It cannot be overemphasized that while engaging in international processes, no country should be prevented from exercising its sovereign right to impose taxes, especially since these processes will take some time to play out.
Meanwhile, countries need more revenues for basic services, especially due to the COVID-19 pandemic.
The attempt to vilify especially a developing country’s initiative to pass tax laws by characterising it as “unilateral” is thus unacceptable.
It is the people who delegated to the legislature the power to tax, and the legislature is accountable only to its constituents.
Taxation properly belongs to the domestic legislature, not to the international negotiators, who invariably belong to the executive branch.

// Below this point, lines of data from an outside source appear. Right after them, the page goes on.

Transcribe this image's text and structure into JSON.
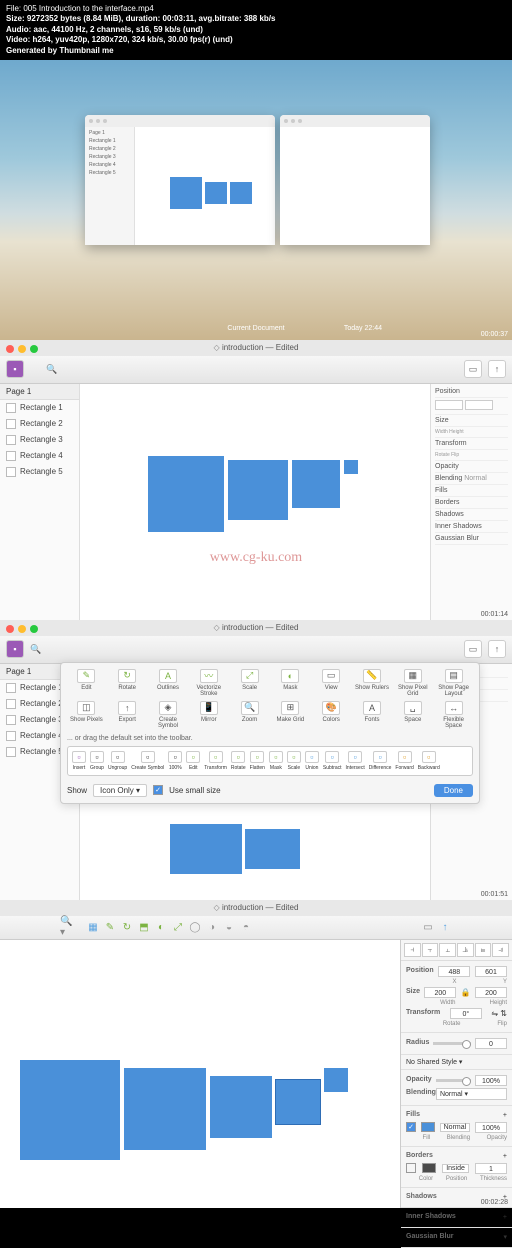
{
  "metadata": {
    "file": "File: 005 Introduction to the interface.mp4",
    "size": "Size: 9272352 bytes (8.84 MiB), duration: 00:03:11, avg.bitrate: 388 kb/s",
    "audio": "Audio: aac, 44100 Hz, 2 channels, s16, 59 kb/s (und)",
    "video": "Video: h264, yuv420p, 1280x720, 324 kb/s, 30.00 fps(r) (und)",
    "generated": "Generated by Thumbnail me"
  },
  "panel1": {
    "dock_current": "Current Document",
    "time_label": "Today 22:44",
    "timecode": "00:00:37",
    "mini_layers": [
      "Page 1",
      "Rectangle 1",
      "Rectangle 2",
      "Rectangle 3",
      "Rectangle 4",
      "Rectangle 5"
    ]
  },
  "panel2": {
    "title": "introduction — Edited",
    "page": "Page 1",
    "layers": [
      "Rectangle 1",
      "Rectangle 2",
      "Rectangle 3",
      "Rectangle 4",
      "Rectangle 5"
    ],
    "inspector": {
      "position": "Position",
      "size": "Size",
      "width": "Width",
      "height": "Height",
      "transform": "Transform",
      "rotate": "Rotate",
      "flip": "Flip",
      "opacity": "Opacity",
      "blending": "Blending",
      "blending_val": "Normal",
      "fills": "Fills",
      "borders": "Borders",
      "shadows": "Shadows",
      "inner_shadows": "Inner Shadows",
      "gaussian": "Gaussian Blur"
    },
    "timecode": "00:01:14"
  },
  "watermark": "www.cg-ku.com",
  "panel3": {
    "title": "introduction — Edited",
    "page": "Page 1",
    "layers": [
      "Rectangle 1",
      "Rectangle 2",
      "Rectangle 3",
      "Rectangle 4",
      "Rectangle 5"
    ],
    "icons_row1": [
      "Edit",
      "Rotate",
      "Outlines",
      "Vectorize Stroke",
      "Scale",
      "Mask",
      "View",
      "Show Rulers"
    ],
    "icons_row2": [
      "Show Pixel Grid",
      "Show Page Layout",
      "Show Pixels",
      "Export",
      "Create Symbol",
      "Mirror",
      "Zoom",
      "Make Grid"
    ],
    "icons_row3": [
      "Colors",
      "Fonts",
      "Space",
      "Flexible Space"
    ],
    "drag_hint": "... or drag the default set into the toolbar.",
    "default_set": [
      "Insert",
      "Group",
      "Ungroup",
      "Create Symbol",
      "100%",
      "Edit",
      "Transform",
      "Rotate",
      "Flatten",
      "Mask",
      "Scale",
      "Union",
      "Subtract",
      "Intersect",
      "Difference",
      "Forward",
      "Backward"
    ],
    "show_label": "Show",
    "show_value": "Icon Only",
    "small_size": "Use small size",
    "done": "Done",
    "timecode": "00:01:51"
  },
  "panel4": {
    "title": "introduction — Edited",
    "inspector": {
      "position": "Position",
      "x": "488",
      "y": "601",
      "xl": "X",
      "yl": "Y",
      "size": "Size",
      "w": "200",
      "h": "200",
      "wl": "Width",
      "hl": "Height",
      "transform": "Transform",
      "deg": "0°",
      "rotate": "Rotate",
      "flip": "Flip",
      "radius": "Radius",
      "radius_val": "0",
      "no_style": "No Shared Style",
      "opacity": "Opacity",
      "opacity_val": "100%",
      "blending": "Blending",
      "blending_val": "Normal",
      "fills": "Fills",
      "fill_mode": "Normal",
      "fill_opacity": "100%",
      "fill_l": "Fill",
      "blend_l": "Blending",
      "opac_l": "Opacity",
      "borders": "Borders",
      "border_mode": "Inside",
      "border_thick": "1",
      "color_l": "Color",
      "pos_l": "Position",
      "thick_l": "Thickness",
      "shadows": "Shadows",
      "inner_shadows": "Inner Shadows",
      "gaussian": "Gaussian Blur"
    },
    "timecode": "00:02:28"
  }
}
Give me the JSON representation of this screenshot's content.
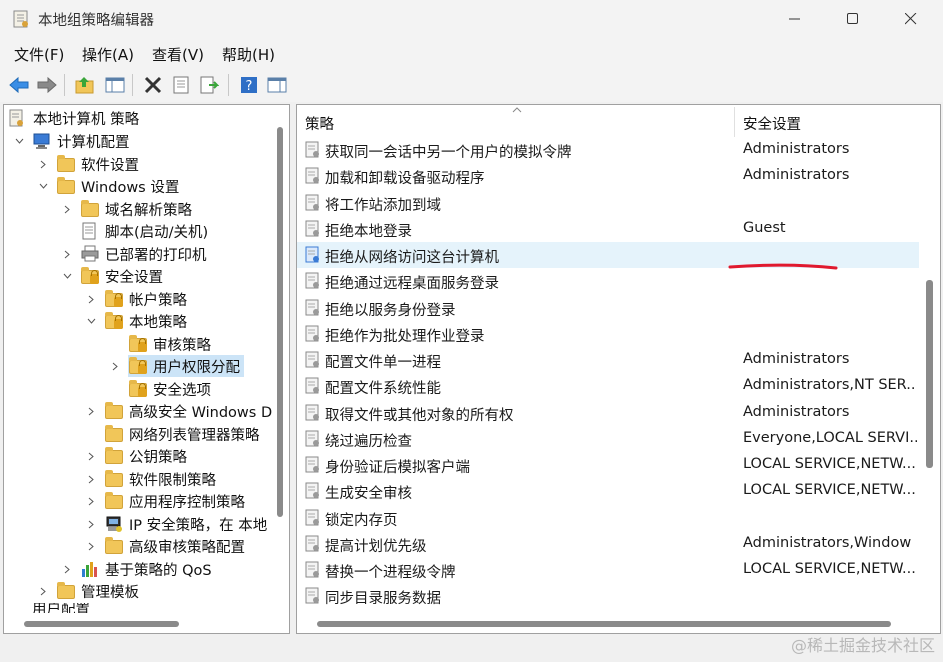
{
  "window": {
    "title": "本地组策略编辑器"
  },
  "menu": [
    "文件(F)",
    "操作(A)",
    "查看(V)",
    "帮助(H)"
  ],
  "tree": {
    "root": "本地计算机 策略",
    "computer_config": "计算机配置",
    "software_settings": "软件设置",
    "windows_settings": "Windows 设置",
    "dns_policy": "域名解析策略",
    "scripts": "脚本(启动/关机)",
    "printers": "已部署的打印机",
    "security_settings": "安全设置",
    "account_policies": "帐户策略",
    "local_policies": "本地策略",
    "audit_policy": "审核策略",
    "user_rights": "用户权限分配",
    "security_options": "安全选项",
    "adv_firewall": "高级安全 Windows D",
    "network_list": "网络列表管理器策略",
    "public_key": "公钥策略",
    "software_restriction": "软件限制策略",
    "app_control": "应用程序控制策略",
    "ipsec": "IP 安全策略，在 本地",
    "adv_audit": "高级审核策略配置",
    "qos": "基于策略的 QoS",
    "admin_templates": "管理模板",
    "user_config": "用户配置"
  },
  "table": {
    "col_policy": "策略",
    "col_setting": "安全设置",
    "rows": [
      {
        "policy": "获取同一会话中另一个用户的模拟令牌",
        "setting": "Administrators"
      },
      {
        "policy": "加载和卸载设备驱动程序",
        "setting": "Administrators"
      },
      {
        "policy": "将工作站添加到域",
        "setting": ""
      },
      {
        "policy": "拒绝本地登录",
        "setting": "Guest"
      },
      {
        "policy": "拒绝从网络访问这台计算机",
        "setting": ""
      },
      {
        "policy": "拒绝通过远程桌面服务登录",
        "setting": ""
      },
      {
        "policy": "拒绝以服务身份登录",
        "setting": ""
      },
      {
        "policy": "拒绝作为批处理作业登录",
        "setting": ""
      },
      {
        "policy": "配置文件单一进程",
        "setting": "Administrators"
      },
      {
        "policy": "配置文件系统性能",
        "setting": "Administrators,NT SER..."
      },
      {
        "policy": "取得文件或其他对象的所有权",
        "setting": "Administrators"
      },
      {
        "policy": "绕过遍历检查",
        "setting": "Everyone,LOCAL SERVI..."
      },
      {
        "policy": "身份验证后模拟客户端",
        "setting": "LOCAL SERVICE,NETW..."
      },
      {
        "policy": "生成安全审核",
        "setting": "LOCAL SERVICE,NETW..."
      },
      {
        "policy": "锁定内存页",
        "setting": ""
      },
      {
        "policy": "提高计划优先级",
        "setting": "Administrators,Window ..."
      },
      {
        "policy": "替换一个进程级令牌",
        "setting": "LOCAL SERVICE,NETW..."
      },
      {
        "policy": "同步目录服务数据",
        "setting": ""
      }
    ]
  },
  "watermark": "@稀土掘金技术社区",
  "colors": {
    "selection": "#cce4f7",
    "hover": "#e5f3fb",
    "annotation": "#e0192e"
  }
}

Meanwhile, in order to head off a comprehensive tax legal framework for e-commerce and the digital economy, the World Trade Organization (WTO) members renew every two years the moratorium on customs duties on electronic transmission on e-commerce, even as there is allegedly now a negotiating text for a plurilateral agreement on e-commerce which seeks precisely to make permanent such exemption from customs duties on e-commerce.
The proposal would supposedly also prohibit a WTO member country from compelling digital companies to locate their data and/or servers in its jurisdiction, thus allowing these companies to avoid having a “permanent establishment”, consequently making them exempt from corporate income tax.
WTO members who are part of the plurilateral negotiations on e-commerce want to have substantial progress on these negotiations in the run-up to the 12th Ministerial Conference of the WTO in November 2021.
The imposition of customs duties on e-commerce is an integral part of a range of policy options that would enable countries to tax non-resident corporations who pay no corporate income tax while making tons of money in a tax jurisdiction. Removing this taxing power by way of a WTO agreement constitutes a carve-out, a veritable special and differential treatment in favour of digital companies, almost all of which are located in rich countries.
It is therefore crucial that all countries respect each one’s sovereign right and duty to impose taxes through its legislature (hopefully not to be used for a race-to-the-bottom tax policy), remove from the WTO the discussions on an important tax measure, i.e. the imposition of customs duties on digital transmission of goods and services, and have a comprehensive discussion on international taxation at the United Nations, and not at the OECD/G20.
-    Third World Network